• Task instructions
Where a line holds the word "údaje", copy it from the records.

• Component data from apps and pages
◆ ◆ ◆ ◆

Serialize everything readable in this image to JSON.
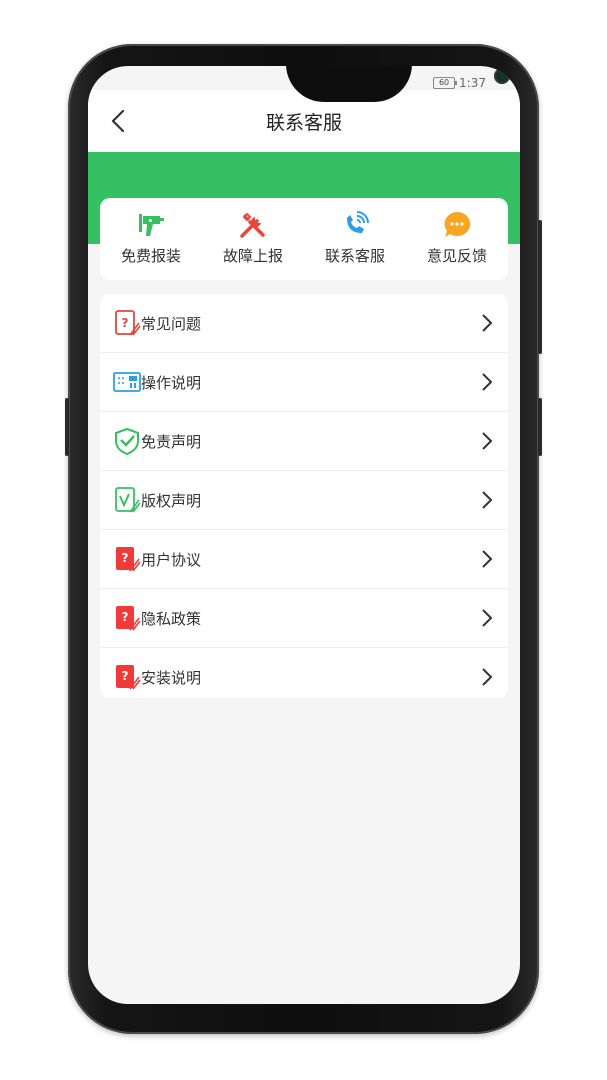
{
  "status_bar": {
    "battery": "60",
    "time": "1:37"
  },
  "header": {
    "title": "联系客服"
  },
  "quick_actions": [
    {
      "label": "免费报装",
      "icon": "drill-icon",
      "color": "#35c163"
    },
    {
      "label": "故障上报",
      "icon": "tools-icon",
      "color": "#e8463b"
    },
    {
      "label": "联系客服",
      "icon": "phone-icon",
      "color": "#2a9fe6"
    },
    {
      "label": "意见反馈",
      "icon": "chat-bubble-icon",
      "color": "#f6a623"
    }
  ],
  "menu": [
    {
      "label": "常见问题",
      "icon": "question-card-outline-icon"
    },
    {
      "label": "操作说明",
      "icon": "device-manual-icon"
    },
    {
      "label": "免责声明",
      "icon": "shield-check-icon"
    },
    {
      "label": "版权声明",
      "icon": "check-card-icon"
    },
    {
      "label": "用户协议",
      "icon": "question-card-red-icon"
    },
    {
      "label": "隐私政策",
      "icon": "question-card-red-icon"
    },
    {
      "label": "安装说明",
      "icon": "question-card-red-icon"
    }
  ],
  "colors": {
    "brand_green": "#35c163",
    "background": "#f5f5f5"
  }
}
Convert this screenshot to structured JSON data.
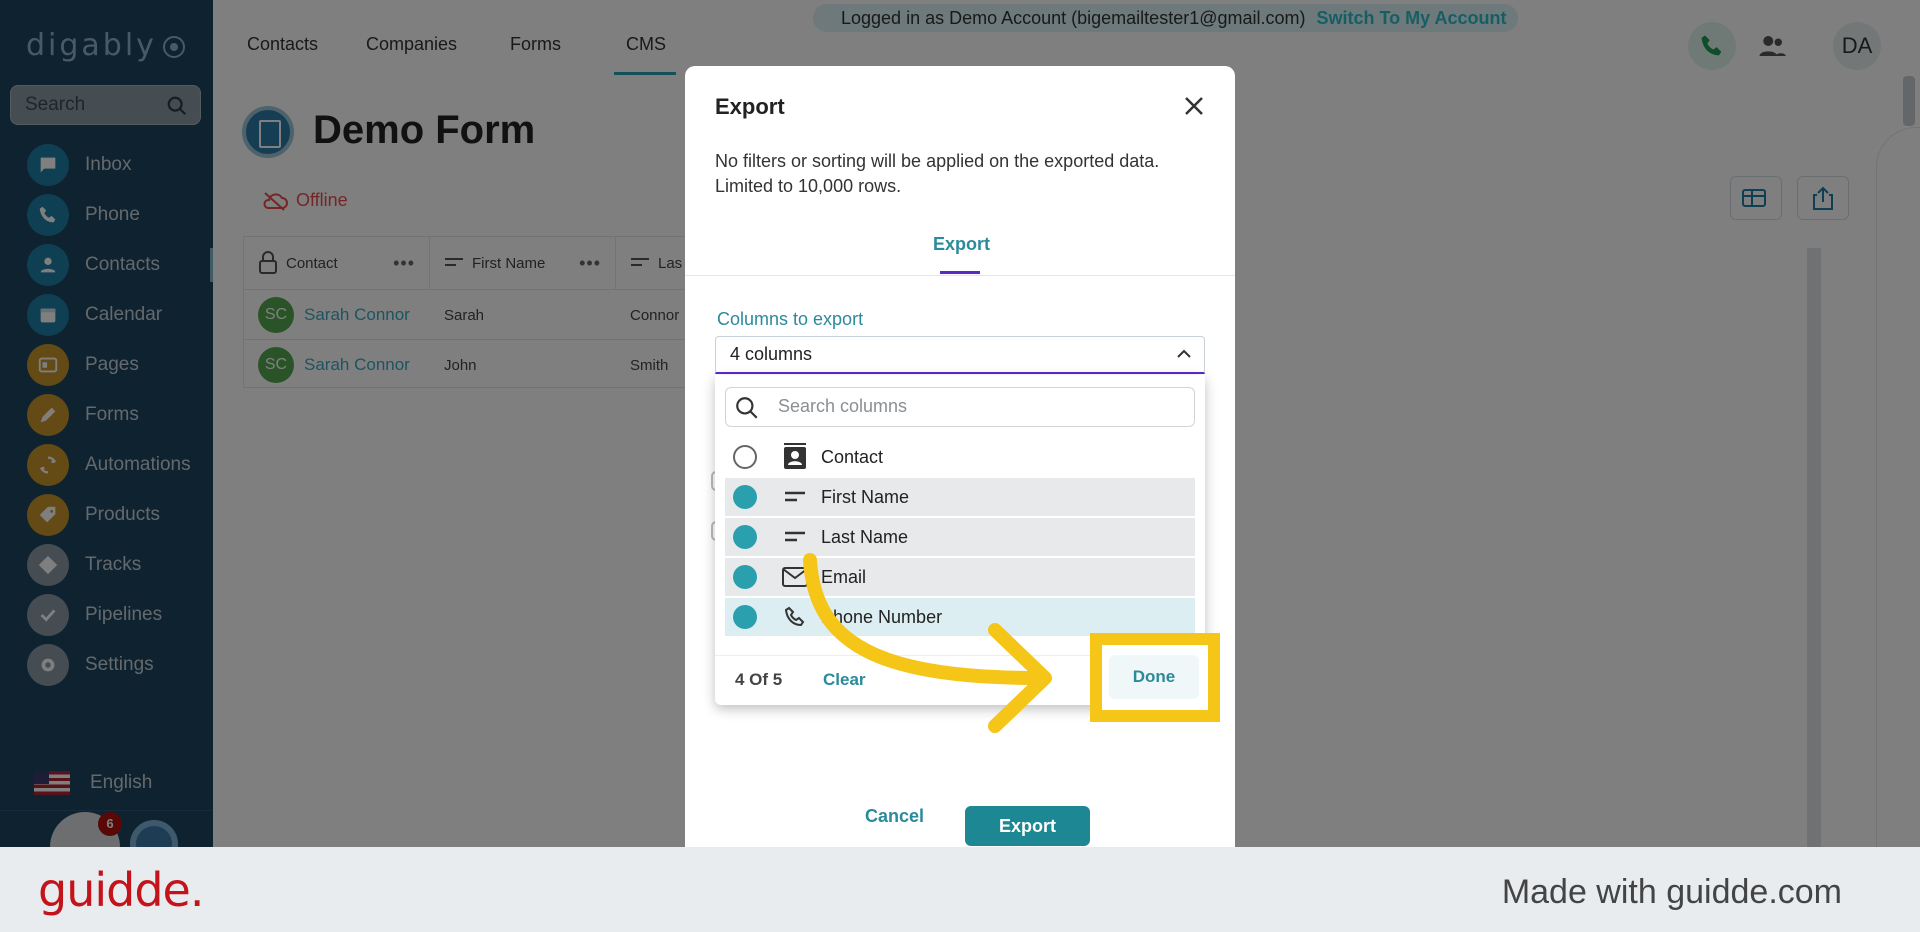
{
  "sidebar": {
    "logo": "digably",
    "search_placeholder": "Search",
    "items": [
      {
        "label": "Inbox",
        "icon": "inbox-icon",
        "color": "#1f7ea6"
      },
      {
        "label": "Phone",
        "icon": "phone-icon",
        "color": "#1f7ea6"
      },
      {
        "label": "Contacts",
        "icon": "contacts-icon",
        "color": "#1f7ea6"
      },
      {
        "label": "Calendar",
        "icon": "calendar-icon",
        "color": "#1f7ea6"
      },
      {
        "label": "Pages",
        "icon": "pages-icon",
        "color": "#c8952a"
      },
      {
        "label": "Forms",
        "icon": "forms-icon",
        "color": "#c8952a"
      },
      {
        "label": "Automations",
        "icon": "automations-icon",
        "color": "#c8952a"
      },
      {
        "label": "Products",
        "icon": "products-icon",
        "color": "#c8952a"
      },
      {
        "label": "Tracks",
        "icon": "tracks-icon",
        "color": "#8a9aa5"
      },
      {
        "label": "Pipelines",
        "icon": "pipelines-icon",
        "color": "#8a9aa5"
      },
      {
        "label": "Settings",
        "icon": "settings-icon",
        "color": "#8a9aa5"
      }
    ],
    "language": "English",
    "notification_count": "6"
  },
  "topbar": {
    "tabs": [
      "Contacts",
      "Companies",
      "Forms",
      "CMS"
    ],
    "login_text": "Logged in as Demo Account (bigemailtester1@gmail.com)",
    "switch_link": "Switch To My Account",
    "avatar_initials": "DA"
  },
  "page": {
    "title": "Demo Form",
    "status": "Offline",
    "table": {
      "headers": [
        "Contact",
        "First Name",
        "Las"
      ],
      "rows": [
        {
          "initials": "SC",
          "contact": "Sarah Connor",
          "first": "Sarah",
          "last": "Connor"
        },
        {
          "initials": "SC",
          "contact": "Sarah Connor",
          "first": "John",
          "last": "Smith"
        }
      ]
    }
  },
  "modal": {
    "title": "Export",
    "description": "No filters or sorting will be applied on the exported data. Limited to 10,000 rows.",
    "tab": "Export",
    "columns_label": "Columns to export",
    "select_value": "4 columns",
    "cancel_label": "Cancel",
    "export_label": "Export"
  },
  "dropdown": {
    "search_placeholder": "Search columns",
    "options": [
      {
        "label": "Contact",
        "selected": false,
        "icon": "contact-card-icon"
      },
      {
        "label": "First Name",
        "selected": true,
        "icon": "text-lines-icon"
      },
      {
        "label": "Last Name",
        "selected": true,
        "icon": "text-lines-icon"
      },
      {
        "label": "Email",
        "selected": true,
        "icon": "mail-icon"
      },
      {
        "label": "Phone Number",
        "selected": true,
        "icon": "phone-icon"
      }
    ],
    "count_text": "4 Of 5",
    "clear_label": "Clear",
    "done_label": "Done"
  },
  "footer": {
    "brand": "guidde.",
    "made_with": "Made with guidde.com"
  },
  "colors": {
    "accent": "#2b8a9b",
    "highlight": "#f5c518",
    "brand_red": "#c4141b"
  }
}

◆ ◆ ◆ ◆

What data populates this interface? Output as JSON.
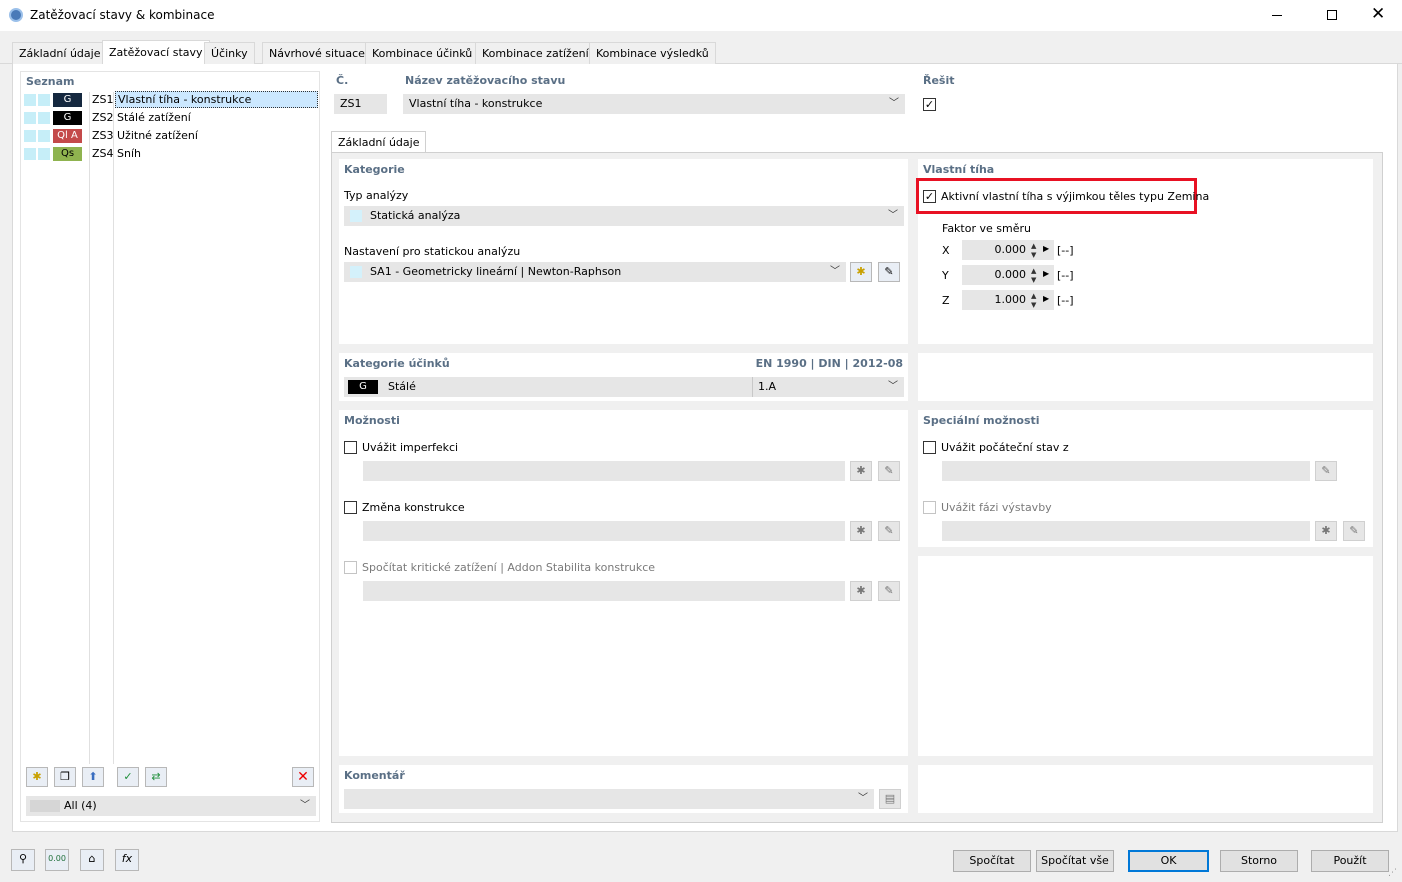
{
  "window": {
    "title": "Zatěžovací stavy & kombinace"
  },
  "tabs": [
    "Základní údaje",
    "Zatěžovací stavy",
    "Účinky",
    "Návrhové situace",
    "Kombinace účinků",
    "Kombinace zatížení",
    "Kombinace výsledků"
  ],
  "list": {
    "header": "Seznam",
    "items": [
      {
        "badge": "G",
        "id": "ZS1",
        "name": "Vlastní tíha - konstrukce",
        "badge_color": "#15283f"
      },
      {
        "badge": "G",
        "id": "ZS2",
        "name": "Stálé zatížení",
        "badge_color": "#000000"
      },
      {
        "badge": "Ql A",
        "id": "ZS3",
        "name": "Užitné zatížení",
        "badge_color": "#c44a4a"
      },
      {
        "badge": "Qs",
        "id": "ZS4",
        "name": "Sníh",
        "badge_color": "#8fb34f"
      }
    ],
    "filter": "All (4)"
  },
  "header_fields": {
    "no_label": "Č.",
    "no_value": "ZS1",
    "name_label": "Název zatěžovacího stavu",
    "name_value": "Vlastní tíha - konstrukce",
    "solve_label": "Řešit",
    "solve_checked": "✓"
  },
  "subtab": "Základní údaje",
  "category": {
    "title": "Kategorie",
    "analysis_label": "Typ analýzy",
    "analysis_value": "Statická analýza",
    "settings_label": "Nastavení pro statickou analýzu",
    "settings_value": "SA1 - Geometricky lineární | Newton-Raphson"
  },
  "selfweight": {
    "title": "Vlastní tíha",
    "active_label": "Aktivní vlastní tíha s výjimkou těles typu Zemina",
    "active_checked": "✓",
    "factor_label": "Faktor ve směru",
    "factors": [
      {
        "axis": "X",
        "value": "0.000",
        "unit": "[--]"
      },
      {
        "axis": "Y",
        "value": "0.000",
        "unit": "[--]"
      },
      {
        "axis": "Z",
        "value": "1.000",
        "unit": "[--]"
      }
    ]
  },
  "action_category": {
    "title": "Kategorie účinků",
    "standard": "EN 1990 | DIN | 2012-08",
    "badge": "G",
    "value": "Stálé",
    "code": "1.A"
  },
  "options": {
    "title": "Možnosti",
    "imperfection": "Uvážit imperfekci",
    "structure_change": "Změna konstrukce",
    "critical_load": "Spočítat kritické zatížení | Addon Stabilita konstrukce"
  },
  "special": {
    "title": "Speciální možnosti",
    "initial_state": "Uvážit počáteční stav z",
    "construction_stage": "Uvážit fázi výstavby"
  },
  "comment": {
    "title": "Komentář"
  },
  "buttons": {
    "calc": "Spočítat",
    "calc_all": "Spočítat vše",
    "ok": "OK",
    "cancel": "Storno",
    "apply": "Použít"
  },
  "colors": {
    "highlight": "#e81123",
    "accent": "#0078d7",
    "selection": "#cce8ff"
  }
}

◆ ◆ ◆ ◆

• Written response
    "Základní údaje",
  "subtab": "Základní údaje",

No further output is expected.